Anthropology and the Question of Alien Life

Among the SETI (Search for Extra-Terrestrial Life) community, a debate has recently emerged. For decades, and with the imprimatur of the NSF, SETI has passively listened for signals of intelligent life from space. In the novel and film Contact, Carl Sagan envisions a scenario in which scientists, at the Very Large Array facility in New […]

Cool Anthropology

Beyond Spectatorship A hybrid status emerges with a project when participants have the opportunity to interact with site-specific installations and the interactive components of a website. Cool Anthropology has continually explored this hybrid approach through selected themes and creative opportunities for scholars and artists. The concept behind Cool Anthropology began about ten years ago at […]

An Introduction of Borders

When imagining borders, we immediately think or emphasize its crossings, but in everyday life, we see that inspections form a central mechanism of control. This can be seen across international borders such as the US-Mexico border, the Spanish-Moroccan border, borders across waters, and the less visible social and cultural borders of everyday life. Examining social […]

Transitions within Public Sector Anthropology

Anthropologists have long studied the concept of transitions as it applies to people and their cultures. Transitions can come about through various means but are always accompanied by change. Although we study and read about how other cultures are changing, one thing I have heard less about is how applied anthropologists change as they transition […]

Challenges of Mixed-Method Research

Mixed-method research involves inherent challenges that make it at once more gratifying and more difficult than traditional single-method approaches. By “mixed-method,” I am referring to studies that employ a mixture of qualitative and quantitative methods. This approach is a hallmark of most biocultural research, and those of us committed to this approach believe that the triangulation of […]

It’s Not About Sects

As I write this, a coalition of 10 Middle Eastern countries, led by Saudi Arabia, is bombing and blockading Yemen, the poorest country on the Arabian Peninsula and one of the least developed in the world.  Saudi Arabia and its GCC partners are among the wealthiest nations on earth.  In economic terms, Saudi Arabia has […]

The Civil War and How My Family Became White

In 1862, my great-grandfather, William Harkin, was a 27-year old man living in a small village in County Donegal, Ireland. He would have been ten years old at the start of the Great Famine, but was not one of the millions who died or emigrated. Times were still hard in the 1860s, as British rule […]

Preserving Visual Culture

This winter I had the opportunity to tour the Winterthur Scientific Research and Analysis Laboratory at the Winterthur Museum in Winterthur, Delaware. This is the second campus location of the University of Delaware’s (Newark, Delaware) Art Conservation Department. The University of Delaware is one of four art conservation programs in the nation. The main objective […]

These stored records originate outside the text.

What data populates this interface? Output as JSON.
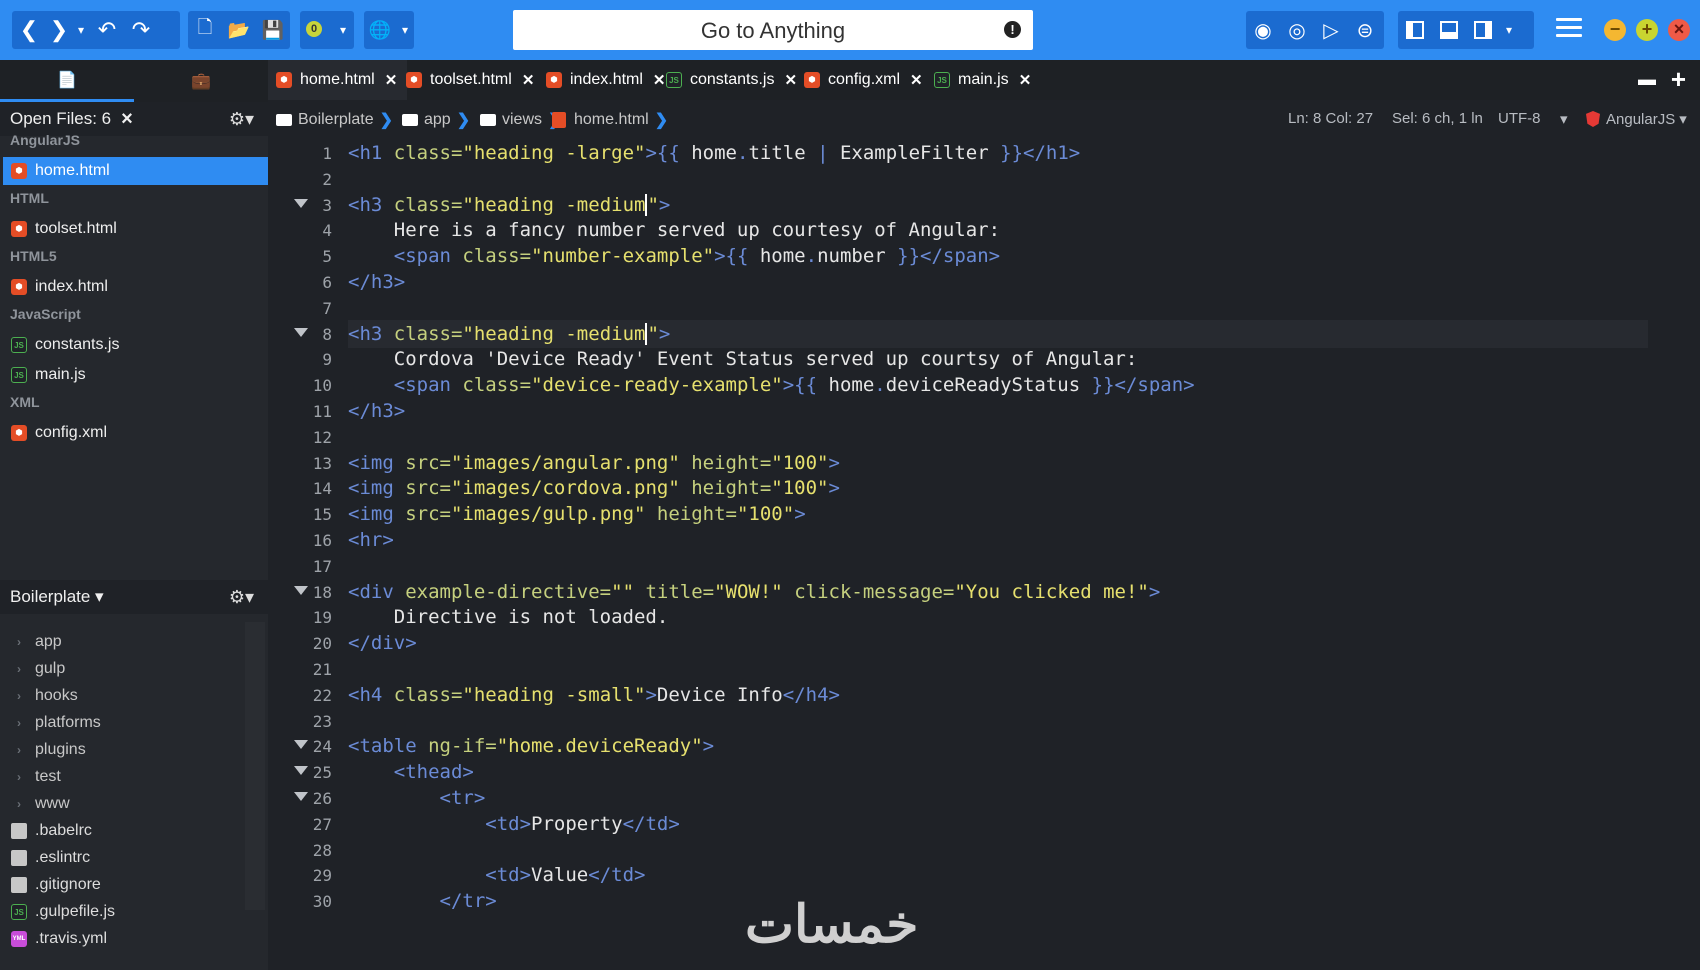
{
  "toolbar": {
    "goto_placeholder": "Go to Anything",
    "goto_alert": "!",
    "badge": "0",
    "nav_back": "❮",
    "nav_forward": "❯",
    "dropdown": "▾",
    "undo": "↶",
    "redo": "↷",
    "new_file": "🗋",
    "open_folder": "📂",
    "save": "💾",
    "globe": "🌐",
    "record": "◉",
    "stop": "◎",
    "play": "▷",
    "stop_alt": "⊜",
    "layout_left": "▣",
    "layout_bottom": "▣",
    "layout_right": "▣",
    "win_min": "−",
    "win_max": "+",
    "win_close": "×"
  },
  "sidebar": {
    "tab_files_icon": "📄",
    "tab_tools_icon": "💼",
    "open_files_label": "Open Files: 6",
    "close_glyph": "×",
    "gear": "⚙▾",
    "groups": [
      {
        "name": "AngularJS",
        "files": [
          {
            "name": "home.html",
            "type": "html",
            "active": true
          }
        ]
      },
      {
        "name": "HTML",
        "files": [
          {
            "name": "toolset.html",
            "type": "html"
          }
        ]
      },
      {
        "name": "HTML5",
        "files": [
          {
            "name": "index.html",
            "type": "html"
          }
        ]
      },
      {
        "name": "JavaScript",
        "files": [
          {
            "name": "constants.js",
            "type": "js"
          },
          {
            "name": "main.js",
            "type": "js"
          }
        ]
      },
      {
        "name": "XML",
        "files": [
          {
            "name": "config.xml",
            "type": "html"
          }
        ]
      }
    ],
    "project_label": "Boilerplate ▾",
    "tree": [
      {
        "name": "app",
        "kind": "folder"
      },
      {
        "name": "gulp",
        "kind": "folder"
      },
      {
        "name": "hooks",
        "kind": "folder"
      },
      {
        "name": "platforms",
        "kind": "folder"
      },
      {
        "name": "plugins",
        "kind": "folder"
      },
      {
        "name": "test",
        "kind": "folder"
      },
      {
        "name": "www",
        "kind": "folder"
      },
      {
        "name": ".babelrc",
        "kind": "doc"
      },
      {
        "name": ".eslintrc",
        "kind": "doc"
      },
      {
        "name": ".gitignore",
        "kind": "doc"
      },
      {
        "name": ".gulpefile.js",
        "kind": "js"
      },
      {
        "name": ".travis.yml",
        "kind": "yml"
      }
    ]
  },
  "tabs": [
    {
      "label": "home.html",
      "type": "html",
      "active": true
    },
    {
      "label": "toolset.html",
      "type": "html"
    },
    {
      "label": "index.html",
      "type": "html"
    },
    {
      "label": "constants.js",
      "type": "js"
    },
    {
      "label": "config.xml",
      "type": "html"
    },
    {
      "label": "main.js",
      "type": "js"
    }
  ],
  "breadcrumb": [
    "Boilerplate",
    "app",
    "views",
    "home.html"
  ],
  "status": {
    "position": "Ln: 8 Col: 27",
    "selection": "Sel: 6 ch, 1 ln",
    "encoding": "UTF-8",
    "language": "AngularJS"
  },
  "editor": {
    "lines": [
      {
        "n": "1",
        "html": "<span class='t'>&lt;h1</span> <span class='a'>class=</span><span class='s'>\"heading -large\"</span><span class='t'>&gt;{{</span> home<span class='t'>.</span>title <span class='t'>|</span> ExampleFilter <span class='t'>}}&lt;/h1&gt;</span>"
      },
      {
        "n": "2",
        "html": ""
      },
      {
        "n": "3",
        "fold": true,
        "html": "<span class='t'>&lt;h3</span> <span class='a'>class=</span><span class='s'>\"heading -medium<span class='cursor'></span>\"</span><span class='t'>&gt;</span>"
      },
      {
        "n": "4",
        "html": "    Here is a fancy number served up courtesy of Angular:"
      },
      {
        "n": "5",
        "html": "    <span class='t'>&lt;span</span> <span class='a'>class=</span><span class='s'>\"number-example\"</span><span class='t'>&gt;{{</span> home<span class='t'>.</span>number <span class='t'>}}&lt;/span&gt;</span>"
      },
      {
        "n": "6",
        "html": "<span class='t'>&lt;/h3&gt;</span>"
      },
      {
        "n": "7",
        "html": ""
      },
      {
        "n": "8",
        "fold": true,
        "current": true,
        "html": "<span class='t'>&lt;h3</span> <span class='a'>class=</span><span class='s'>\"heading -medium<span class='cursor'></span>\"</span><span class='t'>&gt;</span>"
      },
      {
        "n": "9",
        "html": "    Cordova 'Device Ready' Event Status served up courtsy of Angular:"
      },
      {
        "n": "10",
        "html": "    <span class='t'>&lt;span</span> <span class='a'>class=</span><span class='s'>\"device-ready-example\"</span><span class='t'>&gt;{{</span> home<span class='t'>.</span>deviceReadyStatus <span class='t'>}}&lt;/span&gt;</span>"
      },
      {
        "n": "11",
        "html": "<span class='t'>&lt;/h3&gt;</span>"
      },
      {
        "n": "12",
        "html": ""
      },
      {
        "n": "13",
        "html": "<span class='t'>&lt;img</span> <span class='a'>src=</span><span class='s'>\"images/angular.png\"</span> <span class='a'>height=</span><span class='s'>\"100\"</span><span class='t'>&gt;</span>"
      },
      {
        "n": "14",
        "html": "<span class='t'>&lt;img</span> <span class='a'>src=</span><span class='s'>\"images/cordova.png\"</span> <span class='a'>height=</span><span class='s'>\"100\"</span><span class='t'>&gt;</span>"
      },
      {
        "n": "15",
        "html": "<span class='t'>&lt;img</span> <span class='a'>src=</span><span class='s'>\"images/gulp.png\"</span> <span class='a'>height=</span><span class='s'>\"100\"</span><span class='t'>&gt;</span>"
      },
      {
        "n": "16",
        "html": "<span class='t'>&lt;hr&gt;</span>"
      },
      {
        "n": "17",
        "html": ""
      },
      {
        "n": "18",
        "fold": true,
        "html": "<span class='t'>&lt;div</span> <span class='a'>example-directive=</span><span class='s'>\"\"</span> <span class='a'>title=</span><span class='s'>\"WOW!\"</span> <span class='a'>click-message=</span><span class='s'>\"You clicked me!\"</span><span class='t'>&gt;</span>"
      },
      {
        "n": "19",
        "html": "    Directive is not loaded."
      },
      {
        "n": "20",
        "html": "<span class='t'>&lt;/div&gt;</span>"
      },
      {
        "n": "21",
        "html": ""
      },
      {
        "n": "22",
        "html": "<span class='t'>&lt;h4</span> <span class='a'>class=</span><span class='s'>\"heading -small\"</span><span class='t'>&gt;</span>Device Info<span class='t'>&lt;/h4&gt;</span>"
      },
      {
        "n": "23",
        "html": ""
      },
      {
        "n": "24",
        "fold": true,
        "html": "<span class='t'>&lt;table</span> <span class='a'>ng-if=</span><span class='s'>\"home.deviceReady\"</span><span class='t'>&gt;</span>"
      },
      {
        "n": "25",
        "fold": true,
        "html": "    <span class='t'>&lt;thead&gt;</span>"
      },
      {
        "n": "26",
        "fold": true,
        "html": "        <span class='t'>&lt;tr&gt;</span>"
      },
      {
        "n": "27",
        "html": "            <span class='t'>&lt;td&gt;</span>Property<span class='t'>&lt;/td&gt;</span>"
      },
      {
        "n": "28",
        "html": ""
      },
      {
        "n": "29",
        "html": "            <span class='t'>&lt;td&gt;</span>Value<span class='t'>&lt;/td&gt;</span>"
      },
      {
        "n": "30",
        "html": "        <span class='t'>&lt;/tr&gt;</span>"
      }
    ]
  },
  "watermark": "خمسات"
}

Buffalo’s Revival

Buffalo, New York has a long-standing and ill-fated reputation for poverty and crime. It has been named one of the poorest and most recently, dreariest cities in America. However, in recent years Buffalo has been transitioning into a new place of social and economic revival. The memories of a booming, industrial, and successful city no […]

Theory in Public Sector Anthropology

In graduate school, my favorite course was titled “History of Anthropological Theory.” The course readings, which required a critical engagement with works written by Foucault, Geertz, Stoler, and V. Turner (to name a few), were invigorating and encouraged me to think in a new way—one that sought out nuances, peeled back layers, and identified seemingly […]